» Your instructions: If a line includes "return", copy it out of the entries.

» Entries from a dataset of interfaces:
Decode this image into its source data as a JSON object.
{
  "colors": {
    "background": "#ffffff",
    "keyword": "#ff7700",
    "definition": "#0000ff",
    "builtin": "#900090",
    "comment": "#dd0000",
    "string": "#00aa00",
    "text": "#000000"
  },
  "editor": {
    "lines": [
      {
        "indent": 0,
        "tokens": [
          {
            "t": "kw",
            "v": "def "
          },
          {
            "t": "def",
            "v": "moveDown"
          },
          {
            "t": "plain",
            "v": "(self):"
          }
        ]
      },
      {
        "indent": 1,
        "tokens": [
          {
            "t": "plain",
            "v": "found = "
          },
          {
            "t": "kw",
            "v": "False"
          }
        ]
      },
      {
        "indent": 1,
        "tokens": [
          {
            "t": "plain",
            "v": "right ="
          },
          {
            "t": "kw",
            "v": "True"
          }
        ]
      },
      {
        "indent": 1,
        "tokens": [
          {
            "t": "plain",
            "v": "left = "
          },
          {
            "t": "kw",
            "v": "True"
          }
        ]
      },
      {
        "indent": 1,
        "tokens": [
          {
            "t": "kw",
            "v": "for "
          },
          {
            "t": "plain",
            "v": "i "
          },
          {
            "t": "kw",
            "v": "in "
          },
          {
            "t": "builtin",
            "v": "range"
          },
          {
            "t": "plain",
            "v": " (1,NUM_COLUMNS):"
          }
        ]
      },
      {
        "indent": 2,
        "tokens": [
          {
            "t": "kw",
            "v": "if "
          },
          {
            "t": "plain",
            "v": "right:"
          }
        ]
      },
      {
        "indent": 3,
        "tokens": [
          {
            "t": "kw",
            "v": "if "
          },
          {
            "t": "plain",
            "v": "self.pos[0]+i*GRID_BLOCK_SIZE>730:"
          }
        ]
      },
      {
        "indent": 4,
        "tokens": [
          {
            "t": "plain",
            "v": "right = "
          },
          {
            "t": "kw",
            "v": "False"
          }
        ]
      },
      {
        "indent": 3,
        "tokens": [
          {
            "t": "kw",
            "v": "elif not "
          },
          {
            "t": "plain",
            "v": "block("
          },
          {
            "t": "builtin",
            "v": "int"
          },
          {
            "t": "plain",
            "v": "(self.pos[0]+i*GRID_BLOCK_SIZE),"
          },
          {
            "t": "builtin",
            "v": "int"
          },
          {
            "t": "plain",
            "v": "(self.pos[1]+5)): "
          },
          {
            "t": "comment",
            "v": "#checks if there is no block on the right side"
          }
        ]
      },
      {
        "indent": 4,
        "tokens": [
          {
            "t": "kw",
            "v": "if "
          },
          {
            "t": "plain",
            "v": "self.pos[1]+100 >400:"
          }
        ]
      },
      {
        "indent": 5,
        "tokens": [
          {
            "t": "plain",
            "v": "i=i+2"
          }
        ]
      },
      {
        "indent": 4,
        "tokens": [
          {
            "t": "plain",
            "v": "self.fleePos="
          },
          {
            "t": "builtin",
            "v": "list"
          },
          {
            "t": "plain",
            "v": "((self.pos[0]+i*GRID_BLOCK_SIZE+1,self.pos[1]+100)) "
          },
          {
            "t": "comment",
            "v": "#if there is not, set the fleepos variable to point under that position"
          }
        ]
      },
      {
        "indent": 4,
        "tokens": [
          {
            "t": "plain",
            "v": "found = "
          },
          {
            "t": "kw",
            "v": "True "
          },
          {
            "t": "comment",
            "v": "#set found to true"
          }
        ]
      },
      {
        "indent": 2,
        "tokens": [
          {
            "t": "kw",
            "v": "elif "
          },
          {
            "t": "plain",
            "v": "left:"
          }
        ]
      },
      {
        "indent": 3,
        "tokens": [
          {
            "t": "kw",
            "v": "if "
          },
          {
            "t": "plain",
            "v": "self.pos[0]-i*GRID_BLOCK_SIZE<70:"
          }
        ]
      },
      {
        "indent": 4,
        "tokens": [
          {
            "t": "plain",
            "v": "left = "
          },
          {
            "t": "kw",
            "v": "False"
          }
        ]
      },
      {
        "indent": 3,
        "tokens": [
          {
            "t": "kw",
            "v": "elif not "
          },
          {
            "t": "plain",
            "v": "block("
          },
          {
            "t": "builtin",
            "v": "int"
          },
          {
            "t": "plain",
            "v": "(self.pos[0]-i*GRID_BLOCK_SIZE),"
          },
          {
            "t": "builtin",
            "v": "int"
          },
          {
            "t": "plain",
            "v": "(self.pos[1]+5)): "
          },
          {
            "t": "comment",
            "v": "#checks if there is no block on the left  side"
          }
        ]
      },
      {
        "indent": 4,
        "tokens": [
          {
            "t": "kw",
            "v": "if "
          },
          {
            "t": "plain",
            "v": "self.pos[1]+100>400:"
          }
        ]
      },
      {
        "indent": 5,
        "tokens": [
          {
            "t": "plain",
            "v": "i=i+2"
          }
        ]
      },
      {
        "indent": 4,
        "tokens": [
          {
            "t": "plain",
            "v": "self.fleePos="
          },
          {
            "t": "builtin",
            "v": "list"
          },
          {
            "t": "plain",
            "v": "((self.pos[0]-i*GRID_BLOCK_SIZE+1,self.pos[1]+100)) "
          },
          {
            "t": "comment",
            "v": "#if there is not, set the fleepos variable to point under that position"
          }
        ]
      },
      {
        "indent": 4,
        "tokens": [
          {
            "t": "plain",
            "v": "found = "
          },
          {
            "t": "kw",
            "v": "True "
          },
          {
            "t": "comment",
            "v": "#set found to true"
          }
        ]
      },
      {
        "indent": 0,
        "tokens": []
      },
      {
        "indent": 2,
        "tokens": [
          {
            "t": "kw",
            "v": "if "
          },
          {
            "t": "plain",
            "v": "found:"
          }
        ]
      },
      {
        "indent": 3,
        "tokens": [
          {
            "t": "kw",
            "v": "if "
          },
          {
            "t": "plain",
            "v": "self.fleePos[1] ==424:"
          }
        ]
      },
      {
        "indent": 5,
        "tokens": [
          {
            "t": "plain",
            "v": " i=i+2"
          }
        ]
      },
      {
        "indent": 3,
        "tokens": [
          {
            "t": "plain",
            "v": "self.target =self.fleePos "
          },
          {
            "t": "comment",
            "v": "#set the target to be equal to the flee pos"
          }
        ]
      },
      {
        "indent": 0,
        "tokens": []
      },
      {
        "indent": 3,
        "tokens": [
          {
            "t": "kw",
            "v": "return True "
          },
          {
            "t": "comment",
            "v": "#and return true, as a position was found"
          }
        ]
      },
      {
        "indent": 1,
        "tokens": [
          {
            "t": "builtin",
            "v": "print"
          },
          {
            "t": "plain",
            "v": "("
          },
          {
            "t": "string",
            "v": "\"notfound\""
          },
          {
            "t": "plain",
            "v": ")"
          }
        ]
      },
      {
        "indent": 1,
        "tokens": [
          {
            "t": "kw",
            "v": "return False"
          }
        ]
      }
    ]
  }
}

» Response for this exercise:
            "v": "return True "
            "v": "#and return true, as a position was found"
            "v": "return False"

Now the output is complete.